Dahl starts off with a series of funny comics called "Old Punx Vs..." before shifting to a longer tale remembering his flight from San Francisco, California to Honolulu, Hawaii on September 11, 2002.  It's a vivid description and critique of a time one year after the terrorist attacks on NYC and Washington DC.  The targets of Dahl's anger and attention are varied though, the next lengthy piece runs through the history of zines and then lacerates the pretensions of those making zines simply to stroke their own ego.  The centerpiece of the book, for me, feels like "The Origin of Army Guy" where a sad sack character decides to join the Army and gets a recruitment speech from a character that looks a lot like "Sarge" from Beatle Bailey.  It's a funny, but extremely biting comic that delivers tough political critique in a funny way.  

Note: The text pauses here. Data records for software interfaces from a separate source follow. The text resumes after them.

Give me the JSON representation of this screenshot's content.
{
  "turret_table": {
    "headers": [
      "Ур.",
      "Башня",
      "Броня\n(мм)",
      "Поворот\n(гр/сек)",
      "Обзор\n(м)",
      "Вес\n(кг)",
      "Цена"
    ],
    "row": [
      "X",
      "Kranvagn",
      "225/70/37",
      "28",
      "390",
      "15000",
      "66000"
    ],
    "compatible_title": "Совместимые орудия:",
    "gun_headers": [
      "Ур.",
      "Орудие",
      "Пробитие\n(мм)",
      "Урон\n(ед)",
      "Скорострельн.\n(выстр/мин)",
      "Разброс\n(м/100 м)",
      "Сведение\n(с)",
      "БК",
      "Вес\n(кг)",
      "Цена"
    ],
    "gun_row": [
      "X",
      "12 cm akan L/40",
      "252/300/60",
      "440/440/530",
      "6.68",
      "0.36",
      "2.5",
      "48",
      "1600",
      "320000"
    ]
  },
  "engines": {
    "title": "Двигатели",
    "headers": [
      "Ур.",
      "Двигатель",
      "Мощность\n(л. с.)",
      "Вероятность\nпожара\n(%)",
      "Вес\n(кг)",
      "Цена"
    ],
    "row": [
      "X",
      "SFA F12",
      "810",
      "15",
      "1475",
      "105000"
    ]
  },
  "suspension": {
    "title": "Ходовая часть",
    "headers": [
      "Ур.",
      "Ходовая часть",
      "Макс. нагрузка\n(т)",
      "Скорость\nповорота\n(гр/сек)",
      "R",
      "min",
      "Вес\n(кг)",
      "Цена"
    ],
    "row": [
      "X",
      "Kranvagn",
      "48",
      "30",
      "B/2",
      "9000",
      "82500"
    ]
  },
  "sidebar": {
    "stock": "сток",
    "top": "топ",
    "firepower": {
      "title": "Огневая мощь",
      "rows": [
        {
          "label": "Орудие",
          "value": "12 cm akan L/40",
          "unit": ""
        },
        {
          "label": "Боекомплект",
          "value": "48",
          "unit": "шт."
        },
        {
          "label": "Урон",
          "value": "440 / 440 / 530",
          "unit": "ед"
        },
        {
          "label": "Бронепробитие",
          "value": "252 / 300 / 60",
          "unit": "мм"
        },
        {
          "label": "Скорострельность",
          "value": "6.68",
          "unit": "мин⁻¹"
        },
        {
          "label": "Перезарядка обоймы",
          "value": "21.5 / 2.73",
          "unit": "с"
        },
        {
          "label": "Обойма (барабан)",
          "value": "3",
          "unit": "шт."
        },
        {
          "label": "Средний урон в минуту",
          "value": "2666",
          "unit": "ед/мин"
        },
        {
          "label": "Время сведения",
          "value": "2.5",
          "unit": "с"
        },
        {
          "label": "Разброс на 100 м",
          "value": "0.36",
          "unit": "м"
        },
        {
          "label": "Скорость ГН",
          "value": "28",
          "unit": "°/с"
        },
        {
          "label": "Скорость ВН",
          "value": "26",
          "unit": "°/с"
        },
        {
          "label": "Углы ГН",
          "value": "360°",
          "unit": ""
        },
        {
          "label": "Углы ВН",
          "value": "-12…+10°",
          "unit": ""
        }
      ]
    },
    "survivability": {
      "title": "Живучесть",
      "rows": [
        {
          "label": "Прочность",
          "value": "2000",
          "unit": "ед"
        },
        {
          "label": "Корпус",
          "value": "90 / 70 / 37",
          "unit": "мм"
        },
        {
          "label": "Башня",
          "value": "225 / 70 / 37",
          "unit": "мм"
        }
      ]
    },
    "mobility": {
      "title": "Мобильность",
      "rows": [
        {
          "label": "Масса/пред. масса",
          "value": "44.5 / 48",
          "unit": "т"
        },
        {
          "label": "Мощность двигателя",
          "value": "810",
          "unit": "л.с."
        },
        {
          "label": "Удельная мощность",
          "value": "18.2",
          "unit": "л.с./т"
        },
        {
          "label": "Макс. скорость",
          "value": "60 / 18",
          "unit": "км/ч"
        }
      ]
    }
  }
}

Much of the rest of the book is occupied by Dahl's alter ego, "Gordon Smalls" a lonely and alienated character who often narrates his day to, well us.  Although maybe he's just crazy and talking to no one.  Works either way I suppose.  These comics are funny and get at another theme Dahl is interested in -- the loss that comes with growing old.  Whether it's trying to pick up skateboarding again or visiting the swingset at an empty park at night, there's something sad but universal about Gordon Smalls.  Almost everyone has dreams, skills, or life experiences you just can't go back to as you get older.

I also love Dahl's artwork.  Very expressive work and he shows a range of styles throughout this book.

 

The publisher provided a copy of the book to ComixTalk for review purposes.